### YOUR ASSIGNMENT
Work through the material below and tally the lines holding "price"; only the tally should be returned.

- - - -

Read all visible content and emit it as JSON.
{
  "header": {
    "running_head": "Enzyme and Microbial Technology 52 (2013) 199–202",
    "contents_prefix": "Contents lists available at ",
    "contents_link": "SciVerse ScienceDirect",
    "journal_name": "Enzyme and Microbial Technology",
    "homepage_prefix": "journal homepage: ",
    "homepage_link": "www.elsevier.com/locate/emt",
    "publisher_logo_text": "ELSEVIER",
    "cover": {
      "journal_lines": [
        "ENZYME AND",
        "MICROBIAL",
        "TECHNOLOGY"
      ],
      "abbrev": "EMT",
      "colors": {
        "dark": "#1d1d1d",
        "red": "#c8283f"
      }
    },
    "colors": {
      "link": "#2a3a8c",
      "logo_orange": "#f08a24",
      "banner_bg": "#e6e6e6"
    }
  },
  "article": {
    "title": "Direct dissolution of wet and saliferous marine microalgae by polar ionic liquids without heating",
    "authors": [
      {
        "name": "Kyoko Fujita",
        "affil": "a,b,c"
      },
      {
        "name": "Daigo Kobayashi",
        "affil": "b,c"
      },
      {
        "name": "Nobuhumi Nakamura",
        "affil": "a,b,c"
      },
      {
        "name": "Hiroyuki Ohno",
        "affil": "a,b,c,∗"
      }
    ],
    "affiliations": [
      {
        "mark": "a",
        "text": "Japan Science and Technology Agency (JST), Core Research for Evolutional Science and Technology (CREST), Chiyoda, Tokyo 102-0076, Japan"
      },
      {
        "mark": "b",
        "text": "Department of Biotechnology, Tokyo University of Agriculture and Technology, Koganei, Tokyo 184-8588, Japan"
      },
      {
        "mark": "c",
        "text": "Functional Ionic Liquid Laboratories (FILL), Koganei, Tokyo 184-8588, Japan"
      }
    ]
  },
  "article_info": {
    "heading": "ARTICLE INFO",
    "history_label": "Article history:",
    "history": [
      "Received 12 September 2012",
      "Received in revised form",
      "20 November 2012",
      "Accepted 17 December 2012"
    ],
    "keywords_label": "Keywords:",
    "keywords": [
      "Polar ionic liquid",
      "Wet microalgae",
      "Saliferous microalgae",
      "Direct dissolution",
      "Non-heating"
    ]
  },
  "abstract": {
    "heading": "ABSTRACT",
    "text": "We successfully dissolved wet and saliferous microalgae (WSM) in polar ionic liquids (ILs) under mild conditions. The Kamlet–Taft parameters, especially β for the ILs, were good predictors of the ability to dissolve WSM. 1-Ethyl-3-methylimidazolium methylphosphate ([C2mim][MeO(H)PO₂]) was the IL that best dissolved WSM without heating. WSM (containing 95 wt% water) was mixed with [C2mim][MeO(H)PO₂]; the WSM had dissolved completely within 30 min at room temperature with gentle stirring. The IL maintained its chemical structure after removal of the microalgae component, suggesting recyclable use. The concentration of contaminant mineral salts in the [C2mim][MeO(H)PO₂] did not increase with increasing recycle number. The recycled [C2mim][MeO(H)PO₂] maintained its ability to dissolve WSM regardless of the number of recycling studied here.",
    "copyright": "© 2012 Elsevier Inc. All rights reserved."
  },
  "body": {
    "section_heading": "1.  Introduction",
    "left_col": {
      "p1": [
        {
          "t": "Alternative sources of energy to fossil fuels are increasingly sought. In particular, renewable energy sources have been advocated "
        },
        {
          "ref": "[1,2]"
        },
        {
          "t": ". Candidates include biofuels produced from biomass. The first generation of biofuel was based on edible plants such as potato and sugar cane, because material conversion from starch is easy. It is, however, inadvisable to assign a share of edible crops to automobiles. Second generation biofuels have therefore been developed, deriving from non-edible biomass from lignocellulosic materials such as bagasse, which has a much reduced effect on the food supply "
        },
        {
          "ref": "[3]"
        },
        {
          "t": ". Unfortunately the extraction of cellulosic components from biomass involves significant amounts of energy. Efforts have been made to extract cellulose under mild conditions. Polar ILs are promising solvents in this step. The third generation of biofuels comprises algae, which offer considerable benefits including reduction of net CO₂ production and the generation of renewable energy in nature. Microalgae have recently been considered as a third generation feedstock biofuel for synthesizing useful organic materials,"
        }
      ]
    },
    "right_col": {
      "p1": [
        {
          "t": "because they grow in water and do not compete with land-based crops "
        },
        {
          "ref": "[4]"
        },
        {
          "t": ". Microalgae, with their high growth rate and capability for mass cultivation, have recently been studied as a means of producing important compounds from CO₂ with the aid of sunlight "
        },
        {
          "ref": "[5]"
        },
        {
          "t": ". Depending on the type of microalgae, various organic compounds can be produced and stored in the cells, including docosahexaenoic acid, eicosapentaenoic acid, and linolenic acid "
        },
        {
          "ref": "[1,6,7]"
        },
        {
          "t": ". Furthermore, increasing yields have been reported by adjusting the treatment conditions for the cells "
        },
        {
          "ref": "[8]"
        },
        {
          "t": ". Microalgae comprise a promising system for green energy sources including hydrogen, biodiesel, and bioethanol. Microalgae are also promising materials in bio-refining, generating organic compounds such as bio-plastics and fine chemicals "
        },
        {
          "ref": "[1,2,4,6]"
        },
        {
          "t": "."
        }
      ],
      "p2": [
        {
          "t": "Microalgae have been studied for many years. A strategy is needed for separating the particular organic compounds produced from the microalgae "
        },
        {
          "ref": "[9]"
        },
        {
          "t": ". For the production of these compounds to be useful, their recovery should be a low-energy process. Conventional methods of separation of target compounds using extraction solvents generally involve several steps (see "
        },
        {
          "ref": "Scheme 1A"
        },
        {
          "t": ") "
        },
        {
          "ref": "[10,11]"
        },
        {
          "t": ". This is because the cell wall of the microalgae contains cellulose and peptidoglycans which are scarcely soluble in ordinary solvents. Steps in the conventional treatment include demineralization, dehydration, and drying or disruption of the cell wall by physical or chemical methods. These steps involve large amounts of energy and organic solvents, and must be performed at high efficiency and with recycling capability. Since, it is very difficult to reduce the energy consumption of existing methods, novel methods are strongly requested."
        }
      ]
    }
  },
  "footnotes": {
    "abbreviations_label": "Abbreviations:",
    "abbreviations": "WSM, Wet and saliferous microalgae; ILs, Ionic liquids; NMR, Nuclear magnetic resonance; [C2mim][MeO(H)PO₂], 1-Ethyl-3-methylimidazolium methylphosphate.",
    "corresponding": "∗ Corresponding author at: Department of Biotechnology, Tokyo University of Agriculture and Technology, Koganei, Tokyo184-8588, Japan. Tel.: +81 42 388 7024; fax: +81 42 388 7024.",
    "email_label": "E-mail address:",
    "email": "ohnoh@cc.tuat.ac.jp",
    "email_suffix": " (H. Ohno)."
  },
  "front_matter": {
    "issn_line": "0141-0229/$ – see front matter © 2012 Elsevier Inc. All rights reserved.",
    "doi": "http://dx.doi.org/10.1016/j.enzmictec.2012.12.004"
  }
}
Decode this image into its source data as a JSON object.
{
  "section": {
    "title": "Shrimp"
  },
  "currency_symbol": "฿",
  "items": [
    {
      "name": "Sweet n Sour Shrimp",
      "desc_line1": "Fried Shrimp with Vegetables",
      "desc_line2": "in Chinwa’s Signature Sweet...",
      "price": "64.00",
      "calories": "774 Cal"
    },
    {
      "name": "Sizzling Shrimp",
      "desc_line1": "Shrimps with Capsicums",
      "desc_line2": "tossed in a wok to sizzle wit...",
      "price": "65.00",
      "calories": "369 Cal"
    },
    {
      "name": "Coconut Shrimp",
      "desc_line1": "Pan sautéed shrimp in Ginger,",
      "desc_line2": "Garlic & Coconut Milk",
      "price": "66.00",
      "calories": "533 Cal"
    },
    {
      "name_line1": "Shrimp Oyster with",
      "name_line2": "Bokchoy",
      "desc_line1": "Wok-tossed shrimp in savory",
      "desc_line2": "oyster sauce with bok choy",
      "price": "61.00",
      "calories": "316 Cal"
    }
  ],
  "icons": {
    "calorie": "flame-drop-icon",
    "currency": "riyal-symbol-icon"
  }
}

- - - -

### OUTPUT OF THE TASK
4